++++ Records provided
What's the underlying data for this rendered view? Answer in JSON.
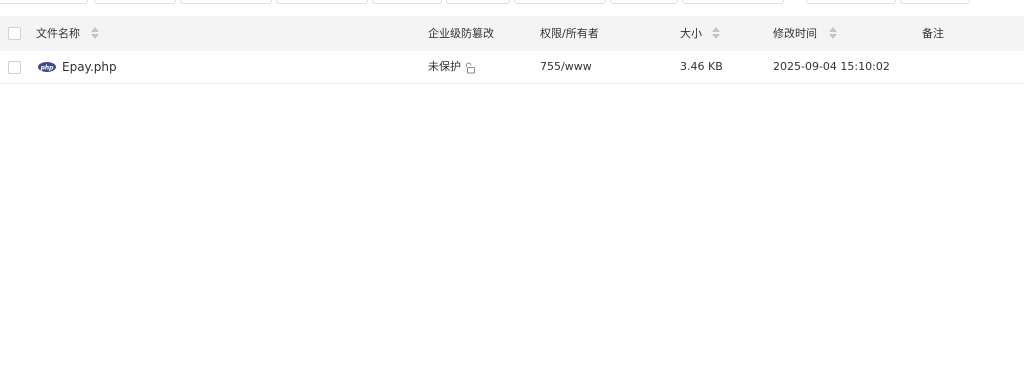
{
  "table": {
    "columns": {
      "name": "文件名称",
      "tamper": "企业级防篡改",
      "perm": "权限/所有者",
      "size": "大小",
      "mtime": "修改时间",
      "note": "备注"
    },
    "rows": [
      {
        "name": "Epay.php",
        "tamper": "未保护",
        "perm": "755/www",
        "size": "3.46 KB",
        "mtime": "2025-09-04 15:10:02",
        "note": ""
      }
    ]
  },
  "icons": {
    "file_type": "php-file-icon",
    "lock": "unlocked-icon",
    "sort": "sort-icon"
  },
  "colors": {
    "header_bg": "#f4f4f4",
    "php_icon": "#3d4a8a",
    "sort_arrow": "#c0c4cc"
  }
}
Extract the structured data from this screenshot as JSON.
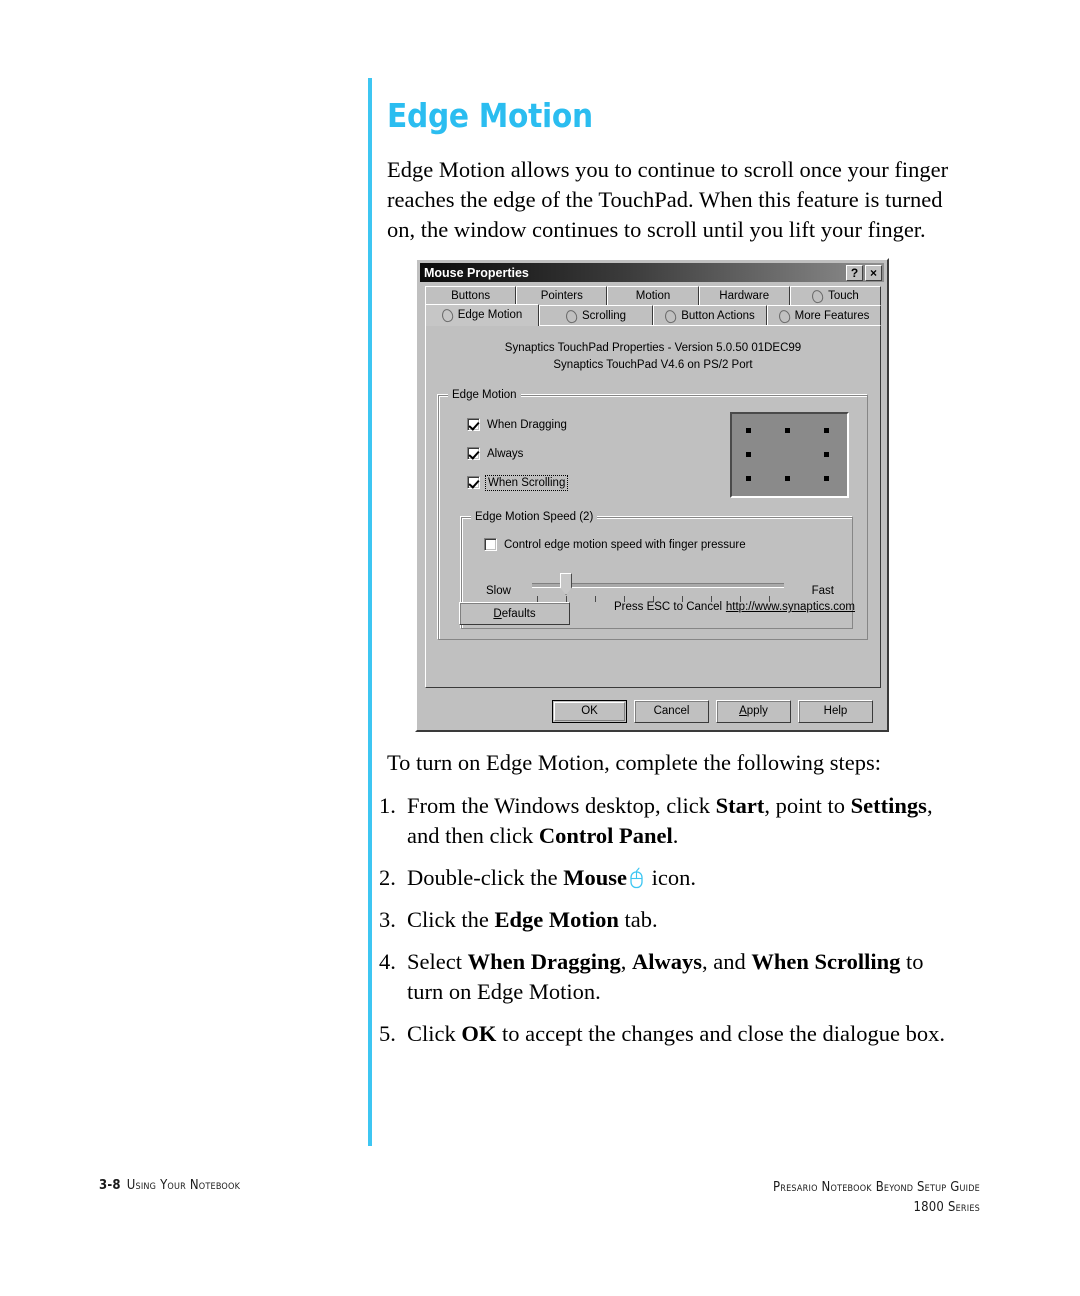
{
  "page": {
    "heading": "Edge Motion",
    "intro": "Edge Motion allows you to continue to scroll once your finger reaches the edge of the TouchPad. When this feature is turned on, the window continues to scroll until you lift your finger.",
    "lead_in": "To turn on Edge Motion, complete the following steps:",
    "accent_color": "#2bbdf0",
    "rule_color": "#3ec6f2"
  },
  "dialog": {
    "title": "Mouse Properties",
    "help_button": "?",
    "close_button": "×",
    "tabs_row1": [
      {
        "label": "Buttons",
        "has_icon": false,
        "active": false
      },
      {
        "label": "Pointers",
        "has_icon": false,
        "active": false
      },
      {
        "label": "Motion",
        "has_icon": false,
        "active": false
      },
      {
        "label": "Hardware",
        "has_icon": false,
        "active": false
      },
      {
        "label": "Touch",
        "has_icon": true,
        "active": false
      }
    ],
    "tabs_row2": [
      {
        "label": "Edge Motion",
        "has_icon": true,
        "active": true
      },
      {
        "label": "Scrolling",
        "has_icon": true,
        "active": false
      },
      {
        "label": "Button Actions",
        "has_icon": true,
        "active": false
      },
      {
        "label": "More Features",
        "has_icon": true,
        "active": false
      }
    ],
    "version_line1": "Synaptics TouchPad Properties - Version 5.0.50 01DEC99",
    "version_line2": "Synaptics TouchPad V4.6 on PS/2 Port",
    "edge_motion_group": {
      "title": "Edge Motion",
      "checkboxes": [
        {
          "label": "When Dragging",
          "checked": true,
          "focused": false
        },
        {
          "label": "Always",
          "checked": true,
          "focused": false
        },
        {
          "label": "When Scrolling",
          "checked": true,
          "focused": true
        }
      ]
    },
    "speed_group": {
      "title": "Edge Motion Speed (2)",
      "pressure_checkbox": {
        "label": "Control edge motion speed with finger pressure",
        "checked": false
      },
      "slider": {
        "min_label": "Slow",
        "max_label": "Fast",
        "value": 2,
        "tick_count": 9
      }
    },
    "defaults_button": "Defaults",
    "esc_note": "Press ESC to Cancel",
    "link": "http://www.synaptics.com",
    "buttons": [
      {
        "label": "OK",
        "default": true
      },
      {
        "label": "Cancel",
        "default": false
      },
      {
        "label": "Apply",
        "default": false
      },
      {
        "label": "Help",
        "default": false
      }
    ]
  },
  "steps": [
    {
      "num": "1.",
      "parts": [
        {
          "t": "From the Windows desktop, click ",
          "b": false
        },
        {
          "t": "Start",
          "b": true
        },
        {
          "t": ", point to ",
          "b": false
        },
        {
          "t": "Settings",
          "b": true
        },
        {
          "t": ", and then click ",
          "b": false
        },
        {
          "t": "Control Panel",
          "b": true
        },
        {
          "t": ".",
          "b": false
        }
      ]
    },
    {
      "num": "2.",
      "parts": [
        {
          "t": "Double-click the ",
          "b": false
        },
        {
          "t": "Mouse",
          "b": true
        },
        {
          "t": "MOUSE_ICON",
          "b": false
        },
        {
          "t": " icon.",
          "b": false
        }
      ]
    },
    {
      "num": "3.",
      "parts": [
        {
          "t": "Click the ",
          "b": false
        },
        {
          "t": "Edge Motion",
          "b": true
        },
        {
          "t": " tab.",
          "b": false
        }
      ]
    },
    {
      "num": "4.",
      "parts": [
        {
          "t": "Select ",
          "b": false
        },
        {
          "t": "When Dragging",
          "b": true
        },
        {
          "t": ", ",
          "b": false
        },
        {
          "t": "Always",
          "b": true
        },
        {
          "t": ", and ",
          "b": false
        },
        {
          "t": "When Scrolling",
          "b": true
        },
        {
          "t": " to turn on Edge Motion.",
          "b": false
        }
      ]
    },
    {
      "num": "5.",
      "parts": [
        {
          "t": "Click ",
          "b": false
        },
        {
          "t": "OK",
          "b": true
        },
        {
          "t": " to accept the changes and close the dialogue box.",
          "b": false
        }
      ]
    }
  ],
  "footer": {
    "page_number": "3-8",
    "section": "Using Your Notebook",
    "guide_title": "Presario Notebook Beyond Setup Guide",
    "series": "1800 Series"
  }
}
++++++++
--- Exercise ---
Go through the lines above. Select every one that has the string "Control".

--- Answer for this exercise ---
        "label": "Control edge motion speed with finger pressure",
          "t": "Control Panel",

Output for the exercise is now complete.